Travelling’s tough these days. Better to stay local and get up early, and enjoy the sunrise just near the house. These two shots show our river, the Ure, at daybreak in spring.
Or just a little later, in the parkland of Sleningford Hall …
You’d still sooner be abroad? Best take a ferry then …
And we’ll head straight for Granada. We might get there just in time for the sunset.
Somehow, when showing you some windows there, I forgot about this happy chappie who guarded the street where our hotel in Santander was located. I’ll show him to you now, as he fits in nicely with Monday Mural.
There was never a single moment when our friend didn’t have a car parked in front of him, so you’ll have to imagine the last foot or so.

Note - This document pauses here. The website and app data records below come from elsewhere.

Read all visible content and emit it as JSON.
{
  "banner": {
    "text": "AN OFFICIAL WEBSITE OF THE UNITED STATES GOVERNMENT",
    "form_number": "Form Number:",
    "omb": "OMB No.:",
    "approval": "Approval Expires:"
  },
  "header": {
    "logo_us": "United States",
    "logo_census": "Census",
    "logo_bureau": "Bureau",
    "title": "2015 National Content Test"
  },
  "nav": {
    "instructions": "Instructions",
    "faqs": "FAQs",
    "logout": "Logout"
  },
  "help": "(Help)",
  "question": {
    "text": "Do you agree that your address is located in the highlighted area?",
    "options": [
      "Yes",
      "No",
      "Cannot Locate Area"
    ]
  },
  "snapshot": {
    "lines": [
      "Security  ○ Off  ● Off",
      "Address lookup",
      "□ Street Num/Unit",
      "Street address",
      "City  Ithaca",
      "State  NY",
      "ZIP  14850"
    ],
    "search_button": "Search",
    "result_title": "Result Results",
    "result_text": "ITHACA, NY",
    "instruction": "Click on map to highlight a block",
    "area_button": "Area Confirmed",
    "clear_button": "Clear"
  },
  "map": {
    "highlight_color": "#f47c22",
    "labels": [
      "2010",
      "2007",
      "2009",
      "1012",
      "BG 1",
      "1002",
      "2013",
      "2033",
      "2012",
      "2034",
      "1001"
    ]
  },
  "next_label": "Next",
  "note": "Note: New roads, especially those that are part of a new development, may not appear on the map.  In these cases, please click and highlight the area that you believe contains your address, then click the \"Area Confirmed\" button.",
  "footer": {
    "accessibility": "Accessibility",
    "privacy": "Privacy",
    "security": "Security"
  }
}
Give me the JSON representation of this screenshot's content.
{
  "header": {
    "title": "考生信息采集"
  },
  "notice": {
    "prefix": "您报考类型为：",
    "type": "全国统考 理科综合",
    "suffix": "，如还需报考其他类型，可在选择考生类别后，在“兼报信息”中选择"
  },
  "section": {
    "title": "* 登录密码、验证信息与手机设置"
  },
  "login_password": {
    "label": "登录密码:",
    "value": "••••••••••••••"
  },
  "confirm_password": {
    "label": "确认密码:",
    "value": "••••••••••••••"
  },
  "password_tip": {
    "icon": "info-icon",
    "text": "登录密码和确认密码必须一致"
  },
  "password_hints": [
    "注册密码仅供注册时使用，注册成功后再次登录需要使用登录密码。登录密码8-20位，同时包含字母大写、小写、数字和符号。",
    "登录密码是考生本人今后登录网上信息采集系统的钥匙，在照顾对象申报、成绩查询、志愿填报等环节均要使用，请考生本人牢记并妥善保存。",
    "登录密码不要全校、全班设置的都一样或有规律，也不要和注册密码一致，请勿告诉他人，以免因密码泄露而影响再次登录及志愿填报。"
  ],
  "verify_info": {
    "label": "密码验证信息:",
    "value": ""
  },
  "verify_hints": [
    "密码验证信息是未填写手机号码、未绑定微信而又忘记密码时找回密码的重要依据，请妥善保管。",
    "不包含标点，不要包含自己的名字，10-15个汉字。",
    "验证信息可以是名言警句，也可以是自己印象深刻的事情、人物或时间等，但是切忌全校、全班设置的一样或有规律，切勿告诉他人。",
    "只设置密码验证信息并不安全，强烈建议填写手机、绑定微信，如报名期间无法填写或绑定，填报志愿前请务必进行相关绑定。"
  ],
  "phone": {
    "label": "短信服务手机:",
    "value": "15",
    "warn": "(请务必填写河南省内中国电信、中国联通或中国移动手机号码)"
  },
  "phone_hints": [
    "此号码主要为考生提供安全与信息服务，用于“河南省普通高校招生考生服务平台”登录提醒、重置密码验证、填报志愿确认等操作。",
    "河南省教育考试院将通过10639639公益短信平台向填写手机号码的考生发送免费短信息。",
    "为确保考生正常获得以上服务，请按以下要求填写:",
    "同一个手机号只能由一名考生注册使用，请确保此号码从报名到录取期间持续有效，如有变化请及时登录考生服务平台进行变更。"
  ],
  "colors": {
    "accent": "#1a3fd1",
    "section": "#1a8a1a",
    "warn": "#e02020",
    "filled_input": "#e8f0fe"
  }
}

Was it a month ago that we left Spain? Apparently so. Let’s relive our last day, mooching round Santander before catching the ferry for the long journey home. We could catch lots of images of the city in a single photo, in this building just alongside La Catedral de Nuestra Señora de la Asunción.
But nearby, there’s window-shopping …
…and then a picture postcard view of the multi-windowed Plaza Porticada.
Later, on board ship, there were windows on deck, designed to shelter us from the buffeting breezes. But something had gone wrong with one, and early in the voyage, it was being repaired.
But whether on land or at sea, we could spot the coastline near Santander, as shown in the featured photo.
This month, Jude is inviting us to hunt forred in her Life in Colourchallenge. So let’s go on a Virtual Day Trip and hunt for red. I think we’ll travel in the bus that was conveniently parked in the next village when the Tour de France came to Yorkshire. West Tanfield is also where we see the poppies in the featured photo.
We’ll whip over to Bradford first, call in at the Bombay Stores, and get some headgear for you chaps.
Andrew, over at Have Bag Will Travel has been inviting us to share the washing lines we’ve enjoyed seeing on our travels in his Monday Washing Line series. I ran out of offerings weeks ago, so decided we should go to Spain to put this right. While we were there we thought we might as well catch up with the family, as already showcased in Becky’s TreeSquares.
My feature photo isn’t a washing line at all. But I thought fish hanging out to dry would set the tone for a holiday selection. The rest are far more workaday.
Thanks Andrew for a fun idea which has had lots of us happily hunting through our archives. Anything rather than get on with doing the washing.
Typical of me to miscount. This isn’t the last day of the month. But these are my last squares. Alongside my one and only square today are other shots, mainly in blue, for Jude’s monthly Life in Colour challenge. They’re all included as a final salute to our memorable month in Spain – until Monday, that is, when I’ll showcase the clothes lines that we spotted for Andrew’s Monday Washing Lines.
TreeSquareAnd thanks, as ever, for your Squares challenge Becky. A lovely month of choosing, squaring and sharing images of trees, ‘our most intimate connection with nature’ ( George Nakashima)
Our nights in the country weren’t spent in Cantabria, but in the adjacent Basque country. We had to be within reach of San Sebastian, where we had the first of our three Covid tests required by the British government (this one within 72 hours of our departure from Spain, the other two back in the UK on Days Two and Eight), and of Santander, where we boarded our ferry back to the UK.
We chose Garai, a charming village of some 300 inhabitants and with the most delightful guest house, where we’d like to return with the whole family in tow.
As well as those two views from the village, I’ll give you a couple of scenes from the Parque de Cristina Enea in San Sebastian, and one from the delightful coastal road we meandered back to Garai on – but nothing from Santander, where I clean forgot to include any trees in my shots.